▶ [YOUR ASSIGNMENT]: The answer is every line of the records that holds the word "UserCenterFeignClient", copied in full.

▶ [EXERCISE INPUT]:
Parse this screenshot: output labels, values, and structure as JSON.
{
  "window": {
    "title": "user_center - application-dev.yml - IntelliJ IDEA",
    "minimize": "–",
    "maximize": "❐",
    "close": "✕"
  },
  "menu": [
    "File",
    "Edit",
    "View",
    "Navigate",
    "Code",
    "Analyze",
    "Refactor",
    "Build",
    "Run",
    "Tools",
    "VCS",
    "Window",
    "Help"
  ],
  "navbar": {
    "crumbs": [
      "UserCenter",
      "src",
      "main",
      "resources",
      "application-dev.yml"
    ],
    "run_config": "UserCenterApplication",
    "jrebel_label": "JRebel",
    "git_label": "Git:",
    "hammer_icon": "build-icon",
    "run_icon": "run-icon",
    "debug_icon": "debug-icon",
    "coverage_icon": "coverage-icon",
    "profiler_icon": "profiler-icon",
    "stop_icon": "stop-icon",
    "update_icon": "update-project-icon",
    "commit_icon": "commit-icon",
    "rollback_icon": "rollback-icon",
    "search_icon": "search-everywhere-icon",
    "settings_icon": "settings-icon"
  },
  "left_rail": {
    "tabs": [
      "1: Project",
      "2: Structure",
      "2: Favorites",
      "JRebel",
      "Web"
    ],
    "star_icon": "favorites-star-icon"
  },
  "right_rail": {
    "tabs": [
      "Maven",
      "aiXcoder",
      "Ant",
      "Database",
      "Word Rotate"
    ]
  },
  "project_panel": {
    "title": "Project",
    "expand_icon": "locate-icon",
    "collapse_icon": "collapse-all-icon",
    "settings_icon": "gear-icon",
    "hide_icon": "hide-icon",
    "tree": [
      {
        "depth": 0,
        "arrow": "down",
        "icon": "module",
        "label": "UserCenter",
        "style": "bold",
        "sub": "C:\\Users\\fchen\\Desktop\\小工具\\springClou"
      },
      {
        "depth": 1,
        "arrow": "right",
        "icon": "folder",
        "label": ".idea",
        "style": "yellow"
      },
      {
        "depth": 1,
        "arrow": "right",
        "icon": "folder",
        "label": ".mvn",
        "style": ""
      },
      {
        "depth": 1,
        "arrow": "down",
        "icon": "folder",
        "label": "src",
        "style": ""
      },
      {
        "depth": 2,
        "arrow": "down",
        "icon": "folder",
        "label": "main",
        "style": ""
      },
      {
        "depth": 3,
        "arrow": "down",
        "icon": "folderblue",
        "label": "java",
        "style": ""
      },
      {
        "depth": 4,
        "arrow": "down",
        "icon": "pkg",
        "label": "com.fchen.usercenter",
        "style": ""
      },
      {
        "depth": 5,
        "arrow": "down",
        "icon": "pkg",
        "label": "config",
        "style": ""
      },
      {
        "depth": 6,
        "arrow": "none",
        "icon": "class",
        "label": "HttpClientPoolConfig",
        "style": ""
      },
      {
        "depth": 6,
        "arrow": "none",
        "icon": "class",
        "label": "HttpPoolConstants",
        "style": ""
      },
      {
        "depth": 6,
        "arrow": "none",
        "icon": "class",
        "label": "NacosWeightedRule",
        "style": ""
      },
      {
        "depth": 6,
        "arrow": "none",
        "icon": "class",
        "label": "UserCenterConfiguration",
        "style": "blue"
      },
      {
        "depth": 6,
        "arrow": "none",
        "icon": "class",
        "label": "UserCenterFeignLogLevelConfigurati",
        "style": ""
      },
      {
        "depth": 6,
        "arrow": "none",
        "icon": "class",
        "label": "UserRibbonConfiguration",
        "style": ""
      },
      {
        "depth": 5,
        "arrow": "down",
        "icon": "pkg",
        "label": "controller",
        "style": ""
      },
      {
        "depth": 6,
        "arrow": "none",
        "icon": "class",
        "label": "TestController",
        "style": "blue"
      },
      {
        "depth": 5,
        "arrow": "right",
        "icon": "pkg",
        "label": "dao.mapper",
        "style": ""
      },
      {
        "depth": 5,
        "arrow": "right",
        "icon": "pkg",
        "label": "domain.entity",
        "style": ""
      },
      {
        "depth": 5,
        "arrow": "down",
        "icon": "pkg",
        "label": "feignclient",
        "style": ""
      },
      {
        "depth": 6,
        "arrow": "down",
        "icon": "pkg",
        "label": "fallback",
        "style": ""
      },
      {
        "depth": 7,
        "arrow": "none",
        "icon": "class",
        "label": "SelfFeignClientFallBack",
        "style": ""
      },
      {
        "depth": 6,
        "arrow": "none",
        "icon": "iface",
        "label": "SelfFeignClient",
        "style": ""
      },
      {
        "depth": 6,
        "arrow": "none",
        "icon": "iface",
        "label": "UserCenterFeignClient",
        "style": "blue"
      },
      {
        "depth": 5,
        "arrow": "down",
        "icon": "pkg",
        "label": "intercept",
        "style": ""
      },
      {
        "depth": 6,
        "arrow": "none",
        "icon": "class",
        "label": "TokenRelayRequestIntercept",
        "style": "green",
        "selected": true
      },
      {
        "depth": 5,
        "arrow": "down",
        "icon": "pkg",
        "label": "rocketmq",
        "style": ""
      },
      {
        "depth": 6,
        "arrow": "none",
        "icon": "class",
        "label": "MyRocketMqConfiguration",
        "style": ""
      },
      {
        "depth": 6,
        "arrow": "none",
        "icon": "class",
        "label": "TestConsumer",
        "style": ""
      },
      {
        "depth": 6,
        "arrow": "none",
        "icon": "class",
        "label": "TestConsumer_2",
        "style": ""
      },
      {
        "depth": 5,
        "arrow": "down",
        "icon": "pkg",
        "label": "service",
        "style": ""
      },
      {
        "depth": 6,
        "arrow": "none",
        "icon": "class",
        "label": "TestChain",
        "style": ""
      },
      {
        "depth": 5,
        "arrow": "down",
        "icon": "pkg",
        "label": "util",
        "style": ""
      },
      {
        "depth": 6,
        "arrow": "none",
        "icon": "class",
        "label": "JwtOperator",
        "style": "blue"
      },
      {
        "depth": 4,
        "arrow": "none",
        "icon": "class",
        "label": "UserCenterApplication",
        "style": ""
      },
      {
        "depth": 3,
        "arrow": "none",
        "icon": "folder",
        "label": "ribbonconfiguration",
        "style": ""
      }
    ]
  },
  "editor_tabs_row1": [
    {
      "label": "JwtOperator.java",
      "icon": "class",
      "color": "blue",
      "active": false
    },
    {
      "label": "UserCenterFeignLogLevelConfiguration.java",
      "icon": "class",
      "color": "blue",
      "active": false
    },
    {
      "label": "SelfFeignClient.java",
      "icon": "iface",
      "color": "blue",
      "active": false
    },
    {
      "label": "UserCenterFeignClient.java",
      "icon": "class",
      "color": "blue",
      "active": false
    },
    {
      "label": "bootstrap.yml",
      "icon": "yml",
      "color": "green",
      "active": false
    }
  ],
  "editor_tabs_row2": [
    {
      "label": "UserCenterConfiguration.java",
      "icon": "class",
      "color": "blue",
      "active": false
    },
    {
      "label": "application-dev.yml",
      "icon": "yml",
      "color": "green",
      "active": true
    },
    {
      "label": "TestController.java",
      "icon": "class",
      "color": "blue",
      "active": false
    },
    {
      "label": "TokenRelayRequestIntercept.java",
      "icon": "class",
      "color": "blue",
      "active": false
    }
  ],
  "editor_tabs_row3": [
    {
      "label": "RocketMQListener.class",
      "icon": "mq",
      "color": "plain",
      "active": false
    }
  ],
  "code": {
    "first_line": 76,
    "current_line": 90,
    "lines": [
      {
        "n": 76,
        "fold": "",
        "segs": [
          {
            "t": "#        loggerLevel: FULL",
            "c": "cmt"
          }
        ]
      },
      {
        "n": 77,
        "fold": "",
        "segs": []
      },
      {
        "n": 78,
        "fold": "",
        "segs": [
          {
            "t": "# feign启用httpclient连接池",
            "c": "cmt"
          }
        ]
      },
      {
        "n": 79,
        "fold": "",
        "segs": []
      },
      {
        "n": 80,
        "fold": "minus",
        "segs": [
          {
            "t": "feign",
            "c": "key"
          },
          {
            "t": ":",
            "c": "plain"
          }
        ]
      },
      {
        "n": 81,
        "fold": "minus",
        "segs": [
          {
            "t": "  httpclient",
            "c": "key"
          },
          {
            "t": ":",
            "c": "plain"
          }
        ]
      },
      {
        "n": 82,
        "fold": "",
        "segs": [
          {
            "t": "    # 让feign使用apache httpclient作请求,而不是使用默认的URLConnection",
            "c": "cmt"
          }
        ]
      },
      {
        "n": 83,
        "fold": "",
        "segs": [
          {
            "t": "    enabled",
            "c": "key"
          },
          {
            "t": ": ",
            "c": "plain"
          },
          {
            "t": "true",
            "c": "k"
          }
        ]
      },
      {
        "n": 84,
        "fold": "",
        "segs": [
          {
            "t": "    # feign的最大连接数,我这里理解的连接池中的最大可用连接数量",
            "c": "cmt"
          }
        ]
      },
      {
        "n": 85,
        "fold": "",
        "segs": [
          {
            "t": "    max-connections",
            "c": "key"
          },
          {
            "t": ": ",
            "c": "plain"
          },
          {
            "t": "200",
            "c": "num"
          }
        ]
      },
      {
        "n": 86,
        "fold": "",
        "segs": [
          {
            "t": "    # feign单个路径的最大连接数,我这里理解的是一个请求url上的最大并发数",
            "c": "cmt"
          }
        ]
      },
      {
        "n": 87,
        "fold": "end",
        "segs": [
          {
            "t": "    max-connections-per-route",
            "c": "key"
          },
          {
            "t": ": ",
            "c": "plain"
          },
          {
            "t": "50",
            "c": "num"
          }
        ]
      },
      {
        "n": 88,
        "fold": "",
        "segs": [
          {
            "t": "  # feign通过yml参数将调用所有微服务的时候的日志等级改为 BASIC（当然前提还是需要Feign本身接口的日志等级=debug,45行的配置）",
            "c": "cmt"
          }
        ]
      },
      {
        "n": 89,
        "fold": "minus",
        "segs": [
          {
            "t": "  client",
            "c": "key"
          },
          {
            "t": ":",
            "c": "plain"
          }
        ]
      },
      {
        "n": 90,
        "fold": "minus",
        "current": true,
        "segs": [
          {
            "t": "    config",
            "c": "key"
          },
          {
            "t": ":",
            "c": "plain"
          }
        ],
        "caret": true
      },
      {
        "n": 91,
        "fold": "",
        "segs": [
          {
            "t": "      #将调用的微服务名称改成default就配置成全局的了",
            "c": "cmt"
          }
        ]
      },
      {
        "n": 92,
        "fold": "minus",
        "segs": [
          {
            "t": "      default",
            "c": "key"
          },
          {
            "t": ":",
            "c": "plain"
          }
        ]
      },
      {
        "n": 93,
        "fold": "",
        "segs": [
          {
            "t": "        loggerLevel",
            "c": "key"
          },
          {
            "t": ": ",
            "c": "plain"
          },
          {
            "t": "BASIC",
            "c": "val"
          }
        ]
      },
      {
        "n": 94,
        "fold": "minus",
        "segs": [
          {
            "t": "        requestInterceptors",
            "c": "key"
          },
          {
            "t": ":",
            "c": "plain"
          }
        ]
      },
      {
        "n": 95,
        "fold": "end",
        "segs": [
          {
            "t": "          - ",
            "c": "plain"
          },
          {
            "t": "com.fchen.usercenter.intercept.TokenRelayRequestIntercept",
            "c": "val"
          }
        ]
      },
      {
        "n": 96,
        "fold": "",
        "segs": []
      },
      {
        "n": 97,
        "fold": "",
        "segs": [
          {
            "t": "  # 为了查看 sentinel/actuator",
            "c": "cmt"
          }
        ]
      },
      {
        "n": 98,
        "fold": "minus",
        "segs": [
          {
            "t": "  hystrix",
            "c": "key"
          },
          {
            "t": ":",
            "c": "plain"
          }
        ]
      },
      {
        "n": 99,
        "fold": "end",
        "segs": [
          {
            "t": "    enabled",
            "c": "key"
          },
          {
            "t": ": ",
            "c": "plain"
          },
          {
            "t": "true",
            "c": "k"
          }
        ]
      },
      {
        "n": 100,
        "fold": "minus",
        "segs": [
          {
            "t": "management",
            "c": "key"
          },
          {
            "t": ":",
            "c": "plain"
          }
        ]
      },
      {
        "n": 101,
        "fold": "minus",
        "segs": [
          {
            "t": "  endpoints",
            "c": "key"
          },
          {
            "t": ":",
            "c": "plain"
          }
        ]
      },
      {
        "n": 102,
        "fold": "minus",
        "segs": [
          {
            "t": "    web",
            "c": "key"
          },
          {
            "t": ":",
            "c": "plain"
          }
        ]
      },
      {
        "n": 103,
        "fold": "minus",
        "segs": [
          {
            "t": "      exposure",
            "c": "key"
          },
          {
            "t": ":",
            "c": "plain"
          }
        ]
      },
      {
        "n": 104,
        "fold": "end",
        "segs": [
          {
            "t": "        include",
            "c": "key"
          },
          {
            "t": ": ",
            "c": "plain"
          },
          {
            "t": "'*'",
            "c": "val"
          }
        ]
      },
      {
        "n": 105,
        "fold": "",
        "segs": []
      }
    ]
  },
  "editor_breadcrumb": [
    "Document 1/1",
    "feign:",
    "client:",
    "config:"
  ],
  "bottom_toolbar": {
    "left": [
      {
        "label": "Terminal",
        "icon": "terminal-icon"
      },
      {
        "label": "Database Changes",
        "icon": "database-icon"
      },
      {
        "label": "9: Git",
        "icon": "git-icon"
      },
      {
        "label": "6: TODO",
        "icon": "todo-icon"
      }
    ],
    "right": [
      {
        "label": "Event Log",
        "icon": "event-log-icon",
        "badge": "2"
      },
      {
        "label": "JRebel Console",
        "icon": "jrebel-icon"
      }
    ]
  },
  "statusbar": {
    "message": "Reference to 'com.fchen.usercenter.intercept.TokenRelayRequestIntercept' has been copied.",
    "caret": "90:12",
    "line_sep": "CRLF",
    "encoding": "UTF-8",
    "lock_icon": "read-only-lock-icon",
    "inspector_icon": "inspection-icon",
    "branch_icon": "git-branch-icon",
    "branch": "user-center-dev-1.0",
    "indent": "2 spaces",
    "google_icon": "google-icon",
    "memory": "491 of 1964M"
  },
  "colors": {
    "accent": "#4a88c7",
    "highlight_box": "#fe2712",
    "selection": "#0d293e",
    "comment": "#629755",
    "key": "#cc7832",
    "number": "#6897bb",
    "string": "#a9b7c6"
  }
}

▶ [ANSWER BOX]:
        "label": "UserCenterFeignClient",
      "label": "UserCenterFeignClient.java",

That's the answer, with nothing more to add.